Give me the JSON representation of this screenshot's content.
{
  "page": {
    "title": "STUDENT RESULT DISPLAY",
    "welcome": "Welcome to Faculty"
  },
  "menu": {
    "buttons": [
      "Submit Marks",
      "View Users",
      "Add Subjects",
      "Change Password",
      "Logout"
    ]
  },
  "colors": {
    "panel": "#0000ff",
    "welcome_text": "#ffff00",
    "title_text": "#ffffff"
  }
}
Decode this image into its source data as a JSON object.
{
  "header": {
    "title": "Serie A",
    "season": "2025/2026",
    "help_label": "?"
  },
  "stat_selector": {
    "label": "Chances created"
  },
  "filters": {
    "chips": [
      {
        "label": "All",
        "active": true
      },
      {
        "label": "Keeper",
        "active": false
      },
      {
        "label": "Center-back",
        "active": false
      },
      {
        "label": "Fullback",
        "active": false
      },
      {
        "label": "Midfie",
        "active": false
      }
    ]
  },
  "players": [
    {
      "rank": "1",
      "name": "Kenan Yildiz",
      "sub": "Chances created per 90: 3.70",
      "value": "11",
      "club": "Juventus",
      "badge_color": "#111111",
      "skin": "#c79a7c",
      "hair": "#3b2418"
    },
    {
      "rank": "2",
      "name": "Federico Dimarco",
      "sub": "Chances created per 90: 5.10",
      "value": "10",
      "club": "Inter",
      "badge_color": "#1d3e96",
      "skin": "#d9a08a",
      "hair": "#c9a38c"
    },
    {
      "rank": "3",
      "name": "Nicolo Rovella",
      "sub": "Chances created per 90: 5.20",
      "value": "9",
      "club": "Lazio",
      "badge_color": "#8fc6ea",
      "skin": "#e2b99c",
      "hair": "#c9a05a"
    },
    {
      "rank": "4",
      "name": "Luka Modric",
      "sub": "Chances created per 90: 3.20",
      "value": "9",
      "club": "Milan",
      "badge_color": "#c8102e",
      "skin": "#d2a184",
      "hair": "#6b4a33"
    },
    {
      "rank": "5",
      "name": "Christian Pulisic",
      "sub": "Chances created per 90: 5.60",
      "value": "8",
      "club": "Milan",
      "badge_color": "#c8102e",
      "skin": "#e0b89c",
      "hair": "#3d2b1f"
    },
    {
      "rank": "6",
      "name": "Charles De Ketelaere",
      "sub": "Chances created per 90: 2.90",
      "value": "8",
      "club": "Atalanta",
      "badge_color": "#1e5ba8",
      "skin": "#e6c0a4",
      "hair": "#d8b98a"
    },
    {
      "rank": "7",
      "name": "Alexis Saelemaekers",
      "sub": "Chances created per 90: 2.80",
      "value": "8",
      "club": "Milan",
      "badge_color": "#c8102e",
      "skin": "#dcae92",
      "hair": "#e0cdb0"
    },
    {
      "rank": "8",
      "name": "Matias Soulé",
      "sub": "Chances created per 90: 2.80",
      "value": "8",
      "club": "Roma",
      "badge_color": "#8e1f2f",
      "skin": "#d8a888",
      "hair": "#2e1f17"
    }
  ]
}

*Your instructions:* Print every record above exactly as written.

*Written answer:*
Give me the JSON representation of this screenshot's content.
{
  "page": {
    "title": "STUDENT RESULT DISPLAY",
    "welcome": "Welcome to Faculty"
  },
  "menu": {
    "buttons": [
      "Submit Marks",
      "View Users",
      "Add Subjects",
      "Change Password",
      "Logout"
    ]
  },
  "colors": {
    "panel": "#0000ff",
    "welcome_text": "#ffff00",
    "title_text": "#ffffff"
  }
}
Decode this image into its source data as a JSON object.
{
  "header": {
    "title": "Serie A",
    "season": "2025/2026",
    "help_label": "?"
  },
  "stat_selector": {
    "label": "Chances created"
  },
  "filters": {
    "chips": [
      {
        "label": "All",
        "active": true
      },
      {
        "label": "Keeper",
        "active": false
      },
      {
        "label": "Center-back",
        "active": false
      },
      {
        "label": "Fullback",
        "active": false
      },
      {
        "label": "Midfie",
        "active": false
      }
    ]
  },
  "players": [
    {
      "rank": "1",
      "name": "Kenan Yildiz",
      "sub": "Chances created per 90: 3.70",
      "value": "11",
      "club": "Juventus",
      "badge_color": "#111111",
      "skin": "#c79a7c",
      "hair": "#3b2418"
    },
    {
      "rank": "2",
      "name": "Federico Dimarco",
      "sub": "Chances created per 90: 5.10",
      "value": "10",
      "club": "Inter",
      "badge_color": "#1d3e96",
      "skin": "#d9a08a",
      "hair": "#c9a38c"
    },
    {
      "rank": "3",
      "name": "Nicolo Rovella",
      "sub": "Chances created per 90: 5.20",
      "value": "9",
      "club": "Lazio",
      "badge_color": "#8fc6ea",
      "skin": "#e2b99c",
      "hair": "#c9a05a"
    },
    {
      "rank": "4",
      "name": "Luka Modric",
      "sub": "Chances created per 90: 3.20",
      "value": "9",
      "club": "Milan",
      "badge_color": "#c8102e",
      "skin": "#d2a184",
      "hair": "#6b4a33"
    },
    {
      "rank": "5",
      "name": "Christian Pulisic",
      "sub": "Chances created per 90: 5.60",
      "value": "8",
      "club": "Milan",
      "badge_color": "#c8102e",
      "skin": "#e0b89c",
      "hair": "#3d2b1f"
    },
    {
      "rank": "6",
      "name": "Charles De Ketelaere",
      "sub": "Chances created per 90: 2.90",
      "value": "8",
      "club": "Atalanta",
      "badge_color": "#1e5ba8",
      "skin": "#e6c0a4",
      "hair": "#d8b98a"
    },
    {
      "rank": "7",
      "name": "Alexis Saelemaekers",
      "sub": "Chances created per 90: 2.80",
      "value": "8",
      "club": "Milan",
      "badge_color": "#c8102e",
      "skin": "#dcae92",
      "hair": "#e0cdb0"
    },
    {
      "rank": "8",
      "name": "Matias Soulé",
      "sub": "Chances created per 90: 2.80",
      "value": "8",
      "club": "Roma",
      "badge_color": "#8e1f2f",
      "skin": "#d8a888",
      "hair": "#2e1f17"
    }
  ]
}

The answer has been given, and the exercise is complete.